PROBLEM TO WORK ON: Return every line of the listing exactly as written.

DATASET EXCERPTS:
[Start of section]
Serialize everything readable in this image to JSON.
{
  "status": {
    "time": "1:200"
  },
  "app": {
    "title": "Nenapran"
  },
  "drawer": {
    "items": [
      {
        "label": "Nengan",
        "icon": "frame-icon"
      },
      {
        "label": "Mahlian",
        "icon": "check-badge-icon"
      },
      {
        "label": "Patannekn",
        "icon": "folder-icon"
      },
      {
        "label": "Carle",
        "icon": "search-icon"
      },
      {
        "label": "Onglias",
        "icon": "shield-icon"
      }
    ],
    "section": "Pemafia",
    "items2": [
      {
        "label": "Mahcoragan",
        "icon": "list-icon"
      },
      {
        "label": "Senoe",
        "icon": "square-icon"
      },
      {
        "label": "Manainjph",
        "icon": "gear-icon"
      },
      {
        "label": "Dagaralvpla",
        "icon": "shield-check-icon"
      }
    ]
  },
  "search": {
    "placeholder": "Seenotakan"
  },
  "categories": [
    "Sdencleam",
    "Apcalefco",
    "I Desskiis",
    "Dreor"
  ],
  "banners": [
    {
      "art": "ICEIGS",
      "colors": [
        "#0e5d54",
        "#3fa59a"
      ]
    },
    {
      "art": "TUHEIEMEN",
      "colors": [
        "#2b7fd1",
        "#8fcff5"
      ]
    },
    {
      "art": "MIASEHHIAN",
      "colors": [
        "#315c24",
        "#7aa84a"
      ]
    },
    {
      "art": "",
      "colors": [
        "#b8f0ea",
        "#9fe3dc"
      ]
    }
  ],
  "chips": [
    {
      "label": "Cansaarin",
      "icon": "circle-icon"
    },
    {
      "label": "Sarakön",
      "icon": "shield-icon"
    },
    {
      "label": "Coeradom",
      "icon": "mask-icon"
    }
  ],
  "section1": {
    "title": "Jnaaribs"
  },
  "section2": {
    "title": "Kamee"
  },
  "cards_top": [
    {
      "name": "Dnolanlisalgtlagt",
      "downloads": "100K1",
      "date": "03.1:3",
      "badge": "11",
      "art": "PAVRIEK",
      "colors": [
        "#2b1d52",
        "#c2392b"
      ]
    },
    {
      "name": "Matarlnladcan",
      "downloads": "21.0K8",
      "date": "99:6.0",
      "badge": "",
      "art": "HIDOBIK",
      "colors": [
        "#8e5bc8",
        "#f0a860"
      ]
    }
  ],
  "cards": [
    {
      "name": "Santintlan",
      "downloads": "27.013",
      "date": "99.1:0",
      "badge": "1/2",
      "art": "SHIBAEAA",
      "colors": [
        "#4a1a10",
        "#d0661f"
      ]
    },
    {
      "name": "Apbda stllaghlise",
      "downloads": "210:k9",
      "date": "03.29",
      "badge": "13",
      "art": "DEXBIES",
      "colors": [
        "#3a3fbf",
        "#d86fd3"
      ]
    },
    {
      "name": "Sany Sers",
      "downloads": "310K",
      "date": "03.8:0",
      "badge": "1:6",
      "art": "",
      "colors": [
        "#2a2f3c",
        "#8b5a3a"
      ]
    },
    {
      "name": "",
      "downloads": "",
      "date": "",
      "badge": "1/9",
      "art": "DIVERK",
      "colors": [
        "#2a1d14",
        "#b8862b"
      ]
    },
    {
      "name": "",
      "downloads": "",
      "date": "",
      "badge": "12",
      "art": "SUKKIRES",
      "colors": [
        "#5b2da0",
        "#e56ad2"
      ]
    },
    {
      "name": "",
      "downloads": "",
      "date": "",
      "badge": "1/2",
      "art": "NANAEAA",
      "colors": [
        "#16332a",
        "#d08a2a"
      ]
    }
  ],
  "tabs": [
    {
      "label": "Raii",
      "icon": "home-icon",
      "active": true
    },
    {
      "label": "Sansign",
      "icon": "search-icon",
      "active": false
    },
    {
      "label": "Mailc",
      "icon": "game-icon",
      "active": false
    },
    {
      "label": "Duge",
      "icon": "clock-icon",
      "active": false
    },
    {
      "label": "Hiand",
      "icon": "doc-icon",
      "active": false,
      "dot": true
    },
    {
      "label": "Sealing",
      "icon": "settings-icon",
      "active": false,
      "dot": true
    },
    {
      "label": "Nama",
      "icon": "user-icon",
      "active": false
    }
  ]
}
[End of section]
RESPONSE TO THIS EXERCISE:
Serialize everything readable in this image to JSON.
{
  "status": {
    "time": "1:200"
  },
  "app": {
    "title": "Nenapran"
  },
  "drawer": {
    "items": [
      {
        "label": "Nengan",
        "icon": "frame-icon"
      },
      {
        "label": "Mahlian",
        "icon": "check-badge-icon"
      },
      {
        "label": "Patannekn",
        "icon": "folder-icon"
      },
      {
        "label": "Carle",
        "icon": "search-icon"
      },
      {
        "label": "Onglias",
        "icon": "shield-icon"
      }
    ],
    "section": "Pemafia",
    "items2": [
      {
        "label": "Mahcoragan",
        "icon": "list-icon"
      },
      {
        "label": "Senoe",
        "icon": "square-icon"
      },
      {
        "label": "Manainjph",
        "icon": "gear-icon"
      },
      {
        "label": "Dagaralvpla",
        "icon": "shield-check-icon"
      }
    ]
  },
  "search": {
    "placeholder": "Seenotakan"
  },
  "categories": [
    "Sdencleam",
    "Apcalefco",
    "I Desskiis",
    "Dreor"
  ],
  "banners": [
    {
      "art": "ICEIGS",
      "colors": [
        "#0e5d54",
        "#3fa59a"
      ]
    },
    {
      "art": "TUHEIEMEN",
      "colors": [
        "#2b7fd1",
        "#8fcff5"
      ]
    },
    {
      "art": "MIASEHHIAN",
      "colors": [
        "#315c24",
        "#7aa84a"
      ]
    },
    {
      "art": "",
      "colors": [
        "#b8f0ea",
        "#9fe3dc"
      ]
    }
  ],
  "chips": [
    {
      "label": "Cansaarin",
      "icon": "circle-icon"
    },
    {
      "label": "Sarakön",
      "icon": "shield-icon"
    },
    {
      "label": "Coeradom",
      "icon": "mask-icon"
    }
  ],
  "section1": {
    "title": "Jnaaribs"
  },
  "section2": {
    "title": "Kamee"
  },
  "cards_top": [
    {
      "name": "Dnolanlisalgtlagt",
      "downloads": "100K1",
      "date": "03.1:3",
      "badge": "11",
      "art": "PAVRIEK",
      "colors": [
        "#2b1d52",
        "#c2392b"
      ]
    },
    {
      "name": "Matarlnladcan",
      "downloads": "21.0K8",
      "date": "99:6.0",
      "badge": "",
      "art": "HIDOBIK",
      "colors": [
        "#8e5bc8",
        "#f0a860"
      ]
    }
  ],
  "cards": [
    {
      "name": "Santintlan",
      "downloads": "27.013",
      "date": "99.1:0",
      "badge": "1/2",
      "art": "SHIBAEAA",
      "colors": [
        "#4a1a10",
        "#d0661f"
      ]
    },
    {
      "name": "Apbda stllaghlise",
      "downloads": "210:k9",
      "date": "03.29",
      "badge": "13",
      "art": "DEXBIES",
      "colors": [
        "#3a3fbf",
        "#d86fd3"
      ]
    },
    {
      "name": "Sany Sers",
      "downloads": "310K",
      "date": "03.8:0",
      "badge": "1:6",
      "art": "",
      "colors": [
        "#2a2f3c",
        "#8b5a3a"
      ]
    },
    {
      "name": "",
      "downloads": "",
      "date": "",
      "badge": "1/9",
      "art": "DIVERK",
      "colors": [
        "#2a1d14",
        "#b8862b"
      ]
    },
    {
      "name": "",
      "downloads": "",
      "date": "",
      "badge": "12",
      "art": "SUKKIRES",
      "colors": [
        "#5b2da0",
        "#e56ad2"
      ]
    },
    {
      "name": "",
      "downloads": "",
      "date": "",
      "badge": "1/2",
      "art": "NANAEAA",
      "colors": [
        "#16332a",
        "#d08a2a"
      ]
    }
  ],
  "tabs": [
    {
      "label": "Raii",
      "icon": "home-icon",
      "active": true
    },
    {
      "label": "Sansign",
      "icon": "search-icon",
      "active": false
    },
    {
      "label": "Mailc",
      "icon": "game-icon",
      "active": false
    },
    {
      "label": "Duge",
      "icon": "clock-icon",
      "active": false
    },
    {
      "label": "Hiand",
      "icon": "doc-icon",
      "active": false,
      "dot": true
    },
    {
      "label": "Sealing",
      "icon": "settings-icon",
      "active": false,
      "dot": true
    },
    {
      "label": "Nama",
      "icon": "user-icon",
      "active": false
    }
  ]
}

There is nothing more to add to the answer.